Search the data for the word "cannot" and copy every line where it occurs.

■ **App and web page records**:
****************
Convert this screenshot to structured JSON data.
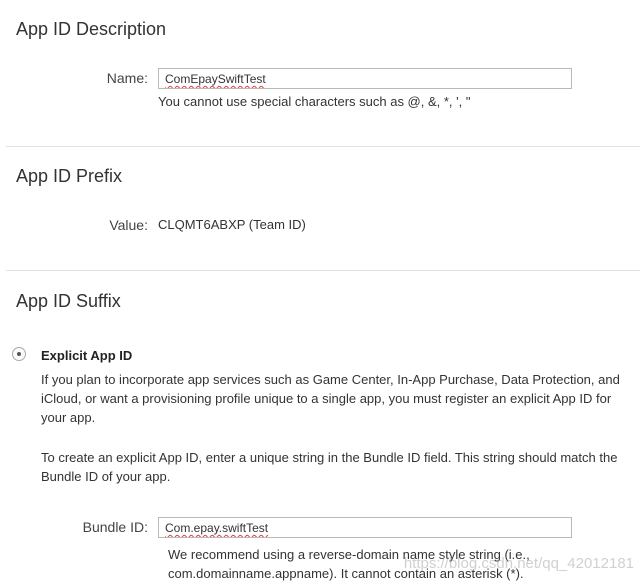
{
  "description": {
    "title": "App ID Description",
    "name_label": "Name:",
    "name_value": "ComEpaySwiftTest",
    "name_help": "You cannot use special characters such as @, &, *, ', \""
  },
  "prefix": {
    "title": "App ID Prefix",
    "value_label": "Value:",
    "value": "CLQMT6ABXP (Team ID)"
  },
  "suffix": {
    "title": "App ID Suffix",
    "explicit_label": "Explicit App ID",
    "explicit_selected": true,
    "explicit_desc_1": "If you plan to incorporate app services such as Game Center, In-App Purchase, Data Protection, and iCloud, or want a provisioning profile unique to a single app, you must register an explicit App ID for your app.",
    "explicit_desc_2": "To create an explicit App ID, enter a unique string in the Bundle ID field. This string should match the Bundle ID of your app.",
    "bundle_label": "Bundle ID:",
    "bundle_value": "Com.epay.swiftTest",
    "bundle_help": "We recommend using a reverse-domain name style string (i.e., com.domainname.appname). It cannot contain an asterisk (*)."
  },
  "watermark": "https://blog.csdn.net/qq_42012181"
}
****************
■ **Written solution**:
    "name_help": "You cannot use special characters such as @, &, *, ', \""
    "bundle_help": "We recommend using a reverse-domain name style string (i.e., com.domainname.appname). It cannot contain an asterisk (*)."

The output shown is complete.